As May 1 quickly approaches, and signs around campus urge us to “Skip Class” and “Learn Something” on the Commons, we are likely to react with some obvious and legitimate questions. It’s easy enough to get the first directive. It’s not like most students at Cornell need a reason to skip class. For many, “I don’t feel like it” is sufficient. But learn something? Learn what? And isn’t that what class is for?
Full disclosure: I have been one of the many students, workers and community members involved in planning the “People’s School” on May Day. I do not write this as shameless self-promotion, but as a minimal insight into the three months of thought behind the event. However, it is crucial to emphasize that I speak for no one but myself. These are my thoughts, motivations, and explanations, and are not necessarily those of any other organizers.
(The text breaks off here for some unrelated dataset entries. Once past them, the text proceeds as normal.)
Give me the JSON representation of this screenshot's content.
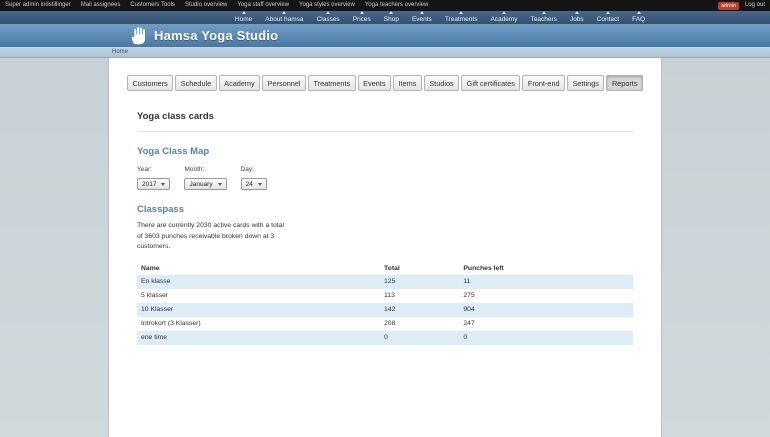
{
  "admin_bar": {
    "items": [
      "Super admin indstillinger",
      "Mail assignees",
      "Customers Tools",
      "Studio overview",
      "Yoga staff overview",
      "Yoga styles overview",
      "Yoga teachers overview"
    ],
    "badge": "admin",
    "logout": "Log out"
  },
  "nav": {
    "items": [
      "Home",
      "About hamsa",
      "Classes",
      "Prices",
      "Shop",
      "Events",
      "Treatments",
      "Academy",
      "Teachers",
      "Jobs",
      "Contact",
      "FAQ"
    ]
  },
  "header": {
    "title": "Hamsa Yoga Studio",
    "logo_icon": "hamsa-hand-icon"
  },
  "breadcrumb": {
    "home": "Home"
  },
  "tabs": {
    "labels": [
      "Customers",
      "Schedule",
      "Academy",
      "Personnel",
      "Treatments",
      "Events",
      "Items",
      "Studios",
      "Gift certificates",
      "Front-end",
      "Settings",
      "Reports"
    ],
    "active": "Reports"
  },
  "page": {
    "title": "Yoga class cards",
    "map_section": {
      "heading": "Yoga Class Map",
      "year_label": "Year:",
      "month_label": "Month:",
      "day_label": "Day:",
      "year_value": "2017",
      "month_value": "January",
      "day_value": "24"
    },
    "classpass": {
      "heading": "Classpass",
      "summary": "There are currently 2030 active cards with a total of 3603 punches receivable broken down at 3 customers.",
      "table": {
        "headers": [
          "Name",
          "Total",
          "Punches left"
        ],
        "rows": [
          [
            "En klasse",
            "125",
            "11"
          ],
          [
            "5 klasser",
            "113",
            "275"
          ],
          [
            "10 Klasser",
            "142",
            "904"
          ],
          [
            "Introkort (3 Klasser)",
            "208",
            "247"
          ],
          [
            "ene time",
            "0",
            "0"
          ]
        ]
      }
    }
  },
  "colors": {
    "accent_heading": "#4e86b4",
    "row_stripe": "#dcedf8",
    "admin_badge": "#c0392b",
    "nav_bar": "#34506c",
    "header_blue": "#4878a4"
  }
}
The imperative of “Skip Class; Learn Something” is indeed paradoxical, and its illuminative power lies comfortably within that paradox. What we have generally constructed as learning — not only at this institution, but in the society it represents — is a conscious activity that takes place in certain settings. These settings consist of classrooms, lecture halls, libraries, or anywhere in front of a digital screen. In doing so, we methodically separate the learning spaces in our lives from our lives themselves. It follows that when Cornell students want to learn about social inequality (which is sadly pretty rare), we sign up for a course with a vague, catchy, somewhat meaningless intellectual title like “Seeing, Hearing, Feeling: The Manifestation of Human Struggle in Developed America” so we can “contextualize our analysis of proletariat sensation in the tradition of Groucho Marx” or something to that effect.
It might never occur to us that the best way to learn about social injustice short of living it would be to learn from those experiencing it in their own space on their own terms. By this, I do not mean we should plan a trip to Northern Uganda to “study the natives,” “learn about their culture” and indulge some white savior complexes along the way; I mean that they should go down the Hill to the Ithaca Commons and talk to Ithacans about the world they live in. Of course it’s not as if Ithaca is a slum and the people are all hopeless and starving, although some certainly are. However, it is not an exaggeration to say that the Cornell-Ithaca divide is one of the many emblematic snapshots of American inequality. On May Day, the commemoration of the Haymarket Massacre in Chicago, a day for the intersection of worker, immigrant and student struggles, we will break down the divide. Between learning and studying. Between the observer and the observed. Between the intellectual and physical commons. Between a University we’d like to see and the one that exists. Between them and us.